My theological journey out of faith had some emotional moments, but it wasn’t that difficult of a change by itself. In fact, I found countless positive changes once I started using reason instead of blind faith. Rather, it was the incredibly hurtful reactions of my friends and family, the people I had trusted and loved the most, that tore me down and ripped me into little pieces, showing me that my opinions and beliefs were no better than shit to them when I no longer agreed.
I had my first panic attack when the worst of this was happening, something I never expected. I was really rough for a while. And in some ways it is still rough; I feel on edge a lot, I feel like I have to be ready to defend myself and prove that being myself is ok. But it’s getting better. Some of these wounds will take a very long time to fully heal (if they ever do); betrayal of this magnitude is hard for anyone to deal with. But I’m learning to cope with being the outsider, learning that even though some people don’t accept me as I am that I don’t have to feel like fighting all the time. It will take time- but I am healing.
So for any Christians who look at their ex-Christian friends and think “their sadness and turmoil is a result of not having God in their lives”, just remember that for many of us ex-Christians, we were treated in horrible ways after our deconversion by the people who once loved us. I’ll bet that you would be feeling the same way if your friends and family treated you like this.

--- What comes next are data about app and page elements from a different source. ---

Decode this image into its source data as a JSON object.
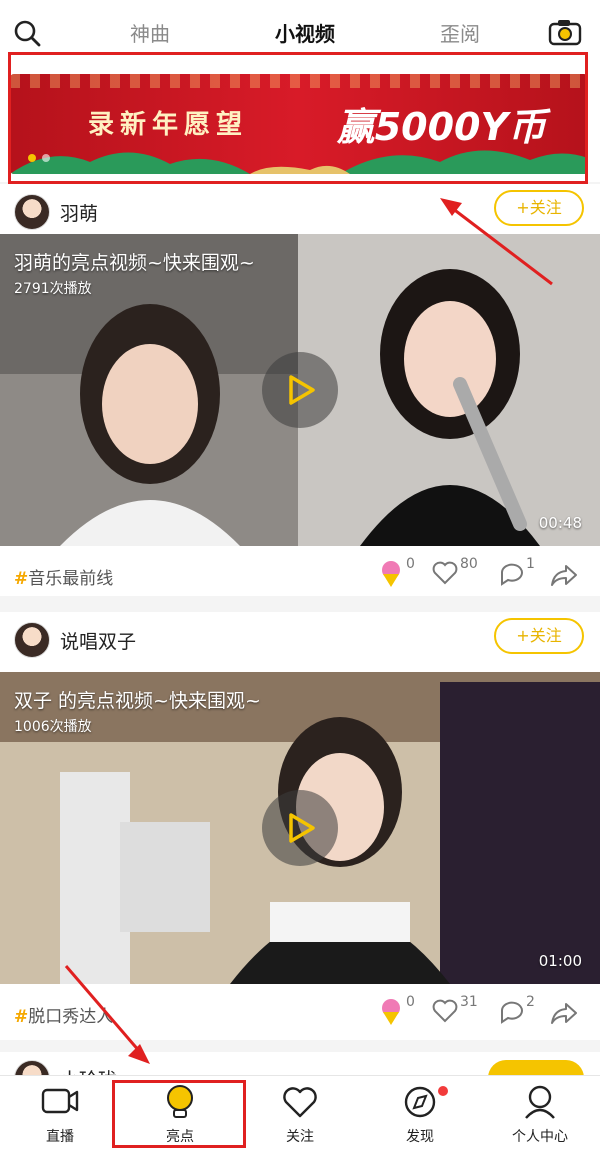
{
  "topnav": {
    "tabs": [
      {
        "label": "神曲",
        "active": false
      },
      {
        "label": "小视频",
        "active": true
      },
      {
        "label": "歪阅",
        "active": false
      }
    ]
  },
  "banner": {
    "left_text": "录新年愿望",
    "right_text": "赢5000Y币",
    "slides": 2,
    "current_slide": 1
  },
  "feed": [
    {
      "author": "羽萌",
      "follow_label": "+关注",
      "video_title": "羽萌的亮点视频~快来围观~",
      "plays": "2791次播放",
      "duration": "00:48",
      "tag": "音乐最前线",
      "gifts": "0",
      "likes": "80",
      "comments": "1"
    },
    {
      "author": "说唱双子",
      "follow_label": "+关注",
      "video_title": "双子 的亮点视频~快来围观~",
      "plays": "1006次播放",
      "duration": "01:00",
      "tag": "脱口秀达人",
      "gifts": "0",
      "likes": "31",
      "comments": "2"
    }
  ],
  "partial_author": "小玲珑",
  "tabbar": {
    "items": [
      {
        "label": "直播",
        "icon": "tv-icon"
      },
      {
        "label": "亮点",
        "icon": "lightbulb-icon"
      },
      {
        "label": "关注",
        "icon": "heart-icon"
      },
      {
        "label": "发现",
        "icon": "compass-icon"
      },
      {
        "label": "个人中心",
        "icon": "person-icon"
      }
    ]
  },
  "colors": {
    "accent": "#f5c400",
    "banner_red": "#d81b28",
    "highlight": "#e02020"
  }
}
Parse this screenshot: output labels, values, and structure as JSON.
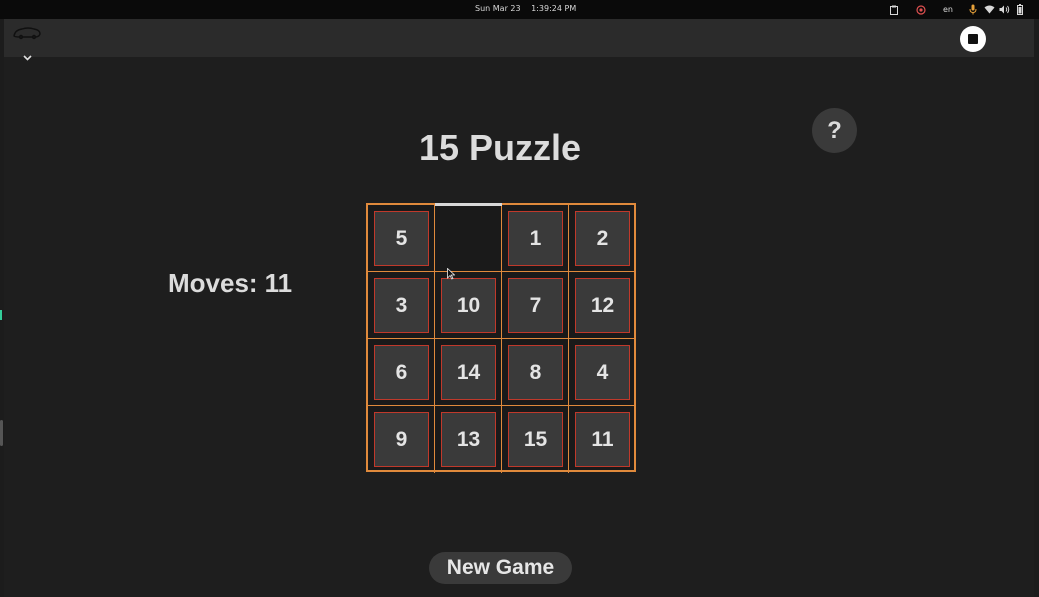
{
  "system_bar": {
    "date": "Sun Mar 23",
    "time": "1:39:24 PM",
    "language": "en",
    "icons": [
      "clipboard-icon",
      "screen-record-icon",
      "microphone-icon",
      "wifi-icon",
      "volume-icon",
      "battery-icon"
    ]
  },
  "header": {
    "app_icon": "app-logo-icon",
    "menu_icon": "chevron-down-icon",
    "stop_icon": "stop-icon"
  },
  "game": {
    "title": "15 Puzzle",
    "help_label": "?",
    "moves_label": "Moves:",
    "moves_value": "11",
    "new_game_label": "New Game",
    "board": [
      [
        "5",
        "",
        "1",
        "2"
      ],
      [
        "3",
        "10",
        "7",
        "12"
      ],
      [
        "6",
        "14",
        "8",
        "4"
      ],
      [
        "9",
        "13",
        "15",
        "11"
      ]
    ]
  },
  "colors": {
    "background": "#1e1e1e",
    "tile_fill": "#3a3a3a",
    "board_border": "#e08a3c",
    "tile_border": "#c0392b",
    "text": "#dcdcdc"
  }
}
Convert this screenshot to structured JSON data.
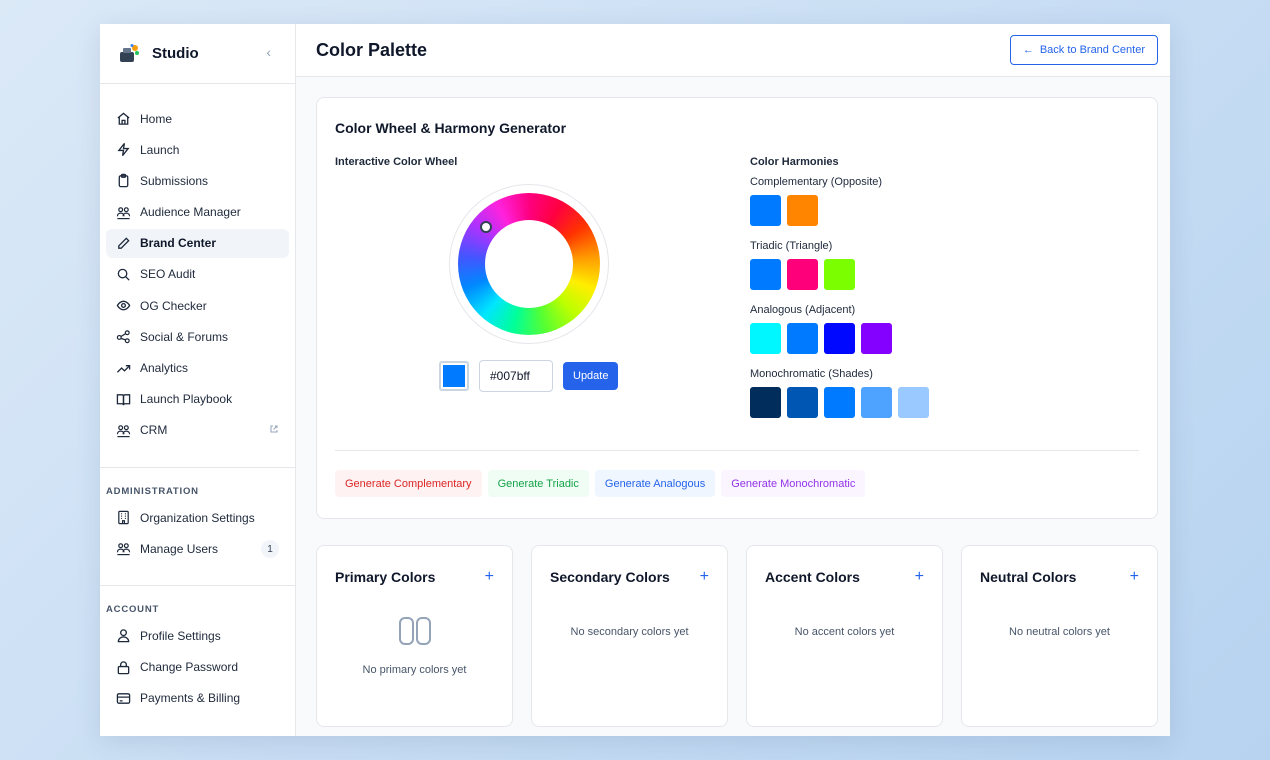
{
  "app": {
    "name": "Studio"
  },
  "sidebar": {
    "items": [
      {
        "label": "Home",
        "icon": "home-icon"
      },
      {
        "label": "Launch",
        "icon": "lightning-icon"
      },
      {
        "label": "Submissions",
        "icon": "clipboard-icon"
      },
      {
        "label": "Audience Manager",
        "icon": "users-icon"
      },
      {
        "label": "Brand Center",
        "icon": "pen-icon",
        "active": true
      },
      {
        "label": "SEO Audit",
        "icon": "search-icon"
      },
      {
        "label": "OG Checker",
        "icon": "eye-icon"
      },
      {
        "label": "Social & Forums",
        "icon": "share-icon"
      },
      {
        "label": "Analytics",
        "icon": "trend-icon"
      },
      {
        "label": "Launch Playbook",
        "icon": "book-icon"
      },
      {
        "label": "CRM",
        "icon": "users-icon",
        "external": true
      }
    ],
    "administration": {
      "title": "ADMINISTRATION",
      "items": [
        {
          "label": "Organization Settings",
          "icon": "building-icon"
        },
        {
          "label": "Manage Users",
          "icon": "users-icon",
          "badge": "1"
        }
      ]
    },
    "account": {
      "title": "ACCOUNT",
      "items": [
        {
          "label": "Profile Settings",
          "icon": "user-icon"
        },
        {
          "label": "Change Password",
          "icon": "lock-icon"
        },
        {
          "label": "Payments & Billing",
          "icon": "card-icon"
        }
      ]
    }
  },
  "header": {
    "title": "Color Palette",
    "back_label": "Back to Brand Center"
  },
  "wheel_card": {
    "title": "Color Wheel & Harmony Generator",
    "wheel_label": "Interactive Color Wheel",
    "hex_value": "#007bff",
    "update_label": "Update",
    "harmonies_label": "Color Harmonies",
    "harmonies": [
      {
        "label": "Complementary (Opposite)",
        "colors": [
          "#007bff",
          "#ff8400"
        ]
      },
      {
        "label": "Triadic (Triangle)",
        "colors": [
          "#007bff",
          "#ff007b",
          "#7bff00"
        ]
      },
      {
        "label": "Analogous (Adjacent)",
        "colors": [
          "#00f7ff",
          "#007bff",
          "#0008ff",
          "#8400ff"
        ]
      },
      {
        "label": "Monochromatic (Shades)",
        "colors": [
          "#002d5c",
          "#0057b3",
          "#007bff",
          "#4da3ff",
          "#99c9ff"
        ]
      }
    ],
    "generate_buttons": {
      "complementary": "Generate Complementary",
      "triadic": "Generate Triadic",
      "analogous": "Generate Analogous",
      "monochromatic": "Generate Monochromatic"
    }
  },
  "groups": [
    {
      "title": "Primary Colors",
      "empty": "No primary colors yet"
    },
    {
      "title": "Secondary Colors",
      "empty": "No secondary colors yet"
    },
    {
      "title": "Accent Colors",
      "empty": "No accent colors yet"
    },
    {
      "title": "Neutral Colors",
      "empty": "No neutral colors yet"
    }
  ],
  "colors": {
    "accent": "#2563eb",
    "selected": "#007bff"
  }
}
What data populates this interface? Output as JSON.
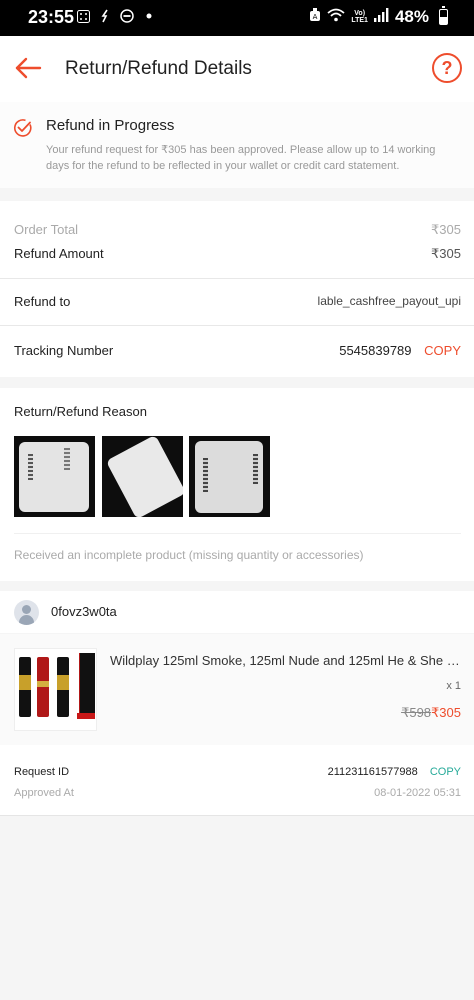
{
  "status_bar": {
    "time": "23:55",
    "lte_top": "Vo)",
    "lte_bottom": "LTE1",
    "battery": "48%",
    "battery_level": 0.48
  },
  "header": {
    "title": "Return/Refund Details",
    "help_glyph": "?"
  },
  "progress": {
    "title": "Refund in Progress",
    "description": "Your refund request for ₹305 has been approved. Please allow up to 14 working days for the refund to be reflected in your wallet or credit card statement."
  },
  "totals": {
    "order_total_label": "Order Total",
    "order_total_value": "₹305",
    "refund_amount_label": "Refund Amount",
    "refund_amount_value": "₹305",
    "refund_to_label": "Refund to",
    "refund_to_value": "lable_cashfree_payout_upi",
    "tracking_label": "Tracking Number",
    "tracking_value": "5545839789",
    "copy_label": "COPY"
  },
  "reason": {
    "title": "Return/Refund Reason",
    "text": "Received an incomplete product (missing quantity or accessories)"
  },
  "shop": {
    "name": "0fovz3w0ta"
  },
  "product": {
    "name": "Wildplay 125ml Smoke, 125ml Nude and 125ml He & She Sp...",
    "qty": "x 1",
    "old_price": "₹598",
    "new_price": "₹305"
  },
  "request": {
    "request_id_label": "Request ID",
    "request_id_value": "211231161577988",
    "copy_label": "COPY",
    "approved_label": "Approved At",
    "approved_value": "08-01-2022 05:31"
  },
  "colors": {
    "accent": "#ee4d2d",
    "copy_green": "#26aa99"
  },
  "icons": [
    "back-arrow-icon",
    "help-icon",
    "check-circle-icon",
    "user-avatar-icon"
  ]
}
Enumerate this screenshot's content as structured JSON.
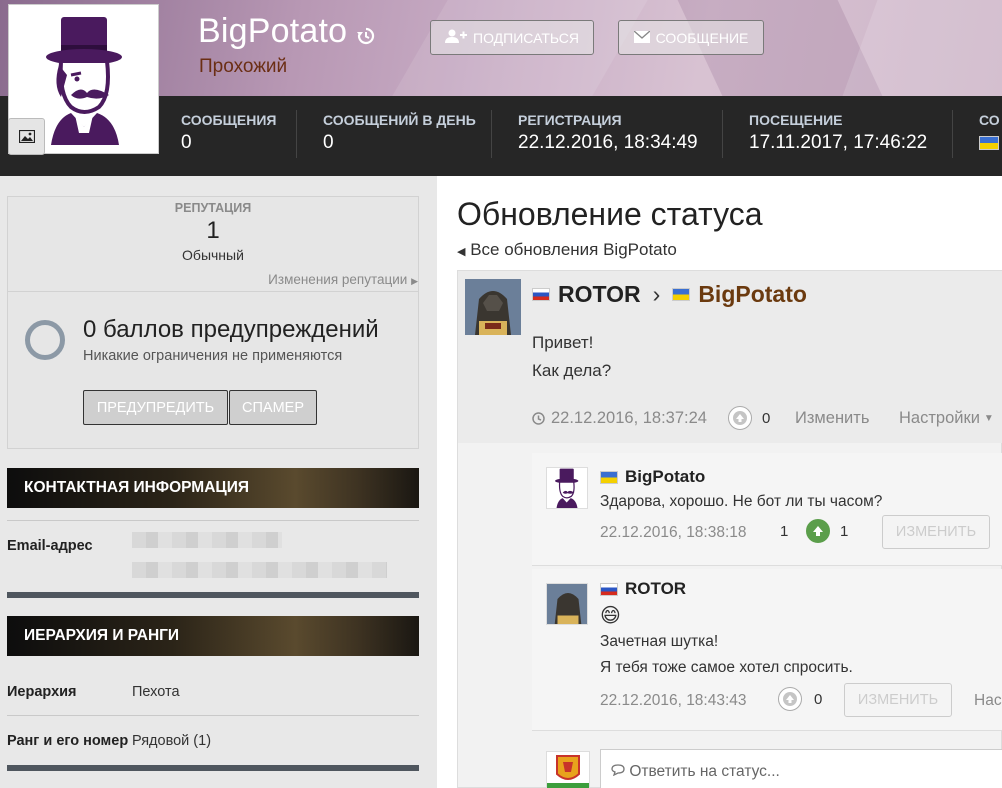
{
  "profile": {
    "username": "BigPotato",
    "rank_title": "Прохожий",
    "follow_label": "ПОДПИСАТЬСЯ",
    "message_label": "СООБЩЕНИЕ"
  },
  "stats": [
    {
      "label": "СООБЩЕНИЯ",
      "value": "0"
    },
    {
      "label": "СООБЩЕНИЙ В ДЕНЬ",
      "value": "0"
    },
    {
      "label": "РЕГИСТРАЦИЯ",
      "value": "22.12.2016, 18:34:49"
    },
    {
      "label": "ПОСЕЩЕНИЕ",
      "value": "17.11.2017, 17:46:22"
    },
    {
      "label": "СО",
      "value": ""
    }
  ],
  "reputation": {
    "label": "РЕПУТАЦИЯ",
    "value": "1",
    "rank": "Обычный",
    "changes_link": "Изменения репутации"
  },
  "warnings": {
    "title": "0 баллов предупреждений",
    "subtitle": "Никакие ограничения не применяются",
    "warn_button": "ПРЕДУПРЕДИТЬ",
    "spammer_button": "СПАМЕР"
  },
  "contact": {
    "heading": "КОНТАКТНАЯ ИНФОРМАЦИЯ",
    "email_label": "Email-адрес"
  },
  "hierarchy": {
    "heading": "ИЕРАРХИЯ И РАНГИ",
    "rows": [
      {
        "key": "Иерархия",
        "value": "Пехота"
      },
      {
        "key": "Ранг и его номер",
        "value": "Рядовой (1)"
      }
    ]
  },
  "main": {
    "title": "Обновление статуса",
    "back_link": "Все обновления BigPotato",
    "status": {
      "from": "ROTOR",
      "to": "BigPotato",
      "lines": [
        "Привет!",
        "Как дела?"
      ],
      "time": "22.12.2016, 18:37:24",
      "votes": "0",
      "edit": "Изменить",
      "settings": "Настройки"
    },
    "comments": [
      {
        "author": "BigPotato",
        "text": "Здарова, хорошо. Не бот ли ты часом?",
        "time": "22.12.2016, 18:38:18",
        "likes_left": "1",
        "votes": "1",
        "edit": "ИЗМЕНИТЬ"
      },
      {
        "author": "ROTOR",
        "emoji": "😄",
        "lines": [
          "Зачетная шутка!",
          "Я тебя тоже самое хотел спросить."
        ],
        "time": "22.12.2016, 18:43:43",
        "votes": "0",
        "edit": "ИЗМЕНИТЬ",
        "more": "Нас"
      }
    ],
    "reply_placeholder": "Ответить на статус..."
  },
  "colors": {
    "stats_bar": "#262626",
    "rank_title": "#6b2e14",
    "to_user": "#6b3a0f",
    "upvote_green": "#5b9e4b"
  }
}
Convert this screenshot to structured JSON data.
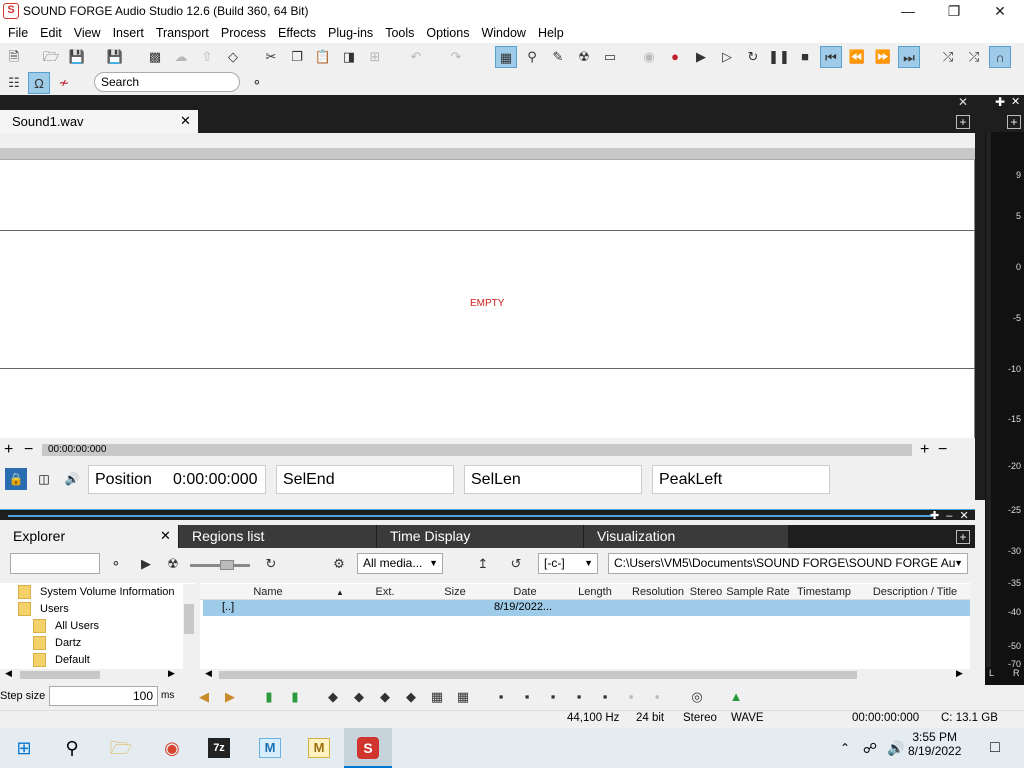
{
  "window": {
    "title": "SOUND FORGE Audio Studio 12.6 (Build 360, 64 Bit)",
    "logo_letter": "S"
  },
  "menu": [
    "File",
    "Edit",
    "View",
    "Insert",
    "Transport",
    "Process",
    "Effects",
    "Plug-ins",
    "Tools",
    "Options",
    "Window",
    "Help"
  ],
  "search": {
    "placeholder": "Search"
  },
  "document": {
    "tab_label": "Sound1.wav",
    "empty_label": "EMPTY",
    "time_readout": "00:00:00:000"
  },
  "status_boxes": {
    "position_label": "Position",
    "position_value": "0:00:00:000",
    "selend": "SelEnd",
    "sellen": "SelLen",
    "peakleft": "PeakLeft"
  },
  "meter": {
    "ticks": [
      "9",
      "5",
      "0",
      "-5",
      "-10",
      "-15",
      "-20",
      "-25",
      "-30",
      "-35",
      "-40",
      "-50",
      "-70"
    ],
    "left": "L",
    "right": "R"
  },
  "bottom_tabs": [
    "Explorer",
    "Regions list",
    "Time Display",
    "Visualization"
  ],
  "explorer": {
    "filter_value": "All media...",
    "drive_value": "[-c-]",
    "path_value": "C:\\Users\\VM5\\Documents\\SOUND FORGE\\SOUND FORGE Au",
    "tree": [
      "System Volume Information",
      "Users",
      "All Users",
      "Dartz",
      "Default"
    ],
    "columns": [
      "Name",
      "Ext.",
      "Size",
      "Date",
      "Length",
      "Resolution",
      "Stereo",
      "Sample Rate",
      "Timestamp",
      "Description / Title"
    ],
    "row": {
      "name": "[..]",
      "date": "8/19/2022..."
    }
  },
  "stepbar": {
    "label": "Step size",
    "value": "100",
    "unit": "ms"
  },
  "statusbar": {
    "rate": "44,100 Hz",
    "bits": "24 bit",
    "channels": "Stereo",
    "format": "WAVE",
    "time": "00:00:00:000",
    "disk": "C: 13.1 GB"
  },
  "taskbar": {
    "time": "3:55 PM",
    "date": "8/19/2022",
    "app_7z": "7z",
    "app_m": "M",
    "app_s": "S"
  }
}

I do want to clarify that I still have some Christian friends- these are kind, good people who were understanding and respectful of my change, friends who were capable of disagreeing respectfully and still treating me like a human being whose beliefs are valuable. I love these people and I know that the others do not represent all of Christianity. Me and those family members have also made amends and do very well as long as we avoid the topic of religion (and politics).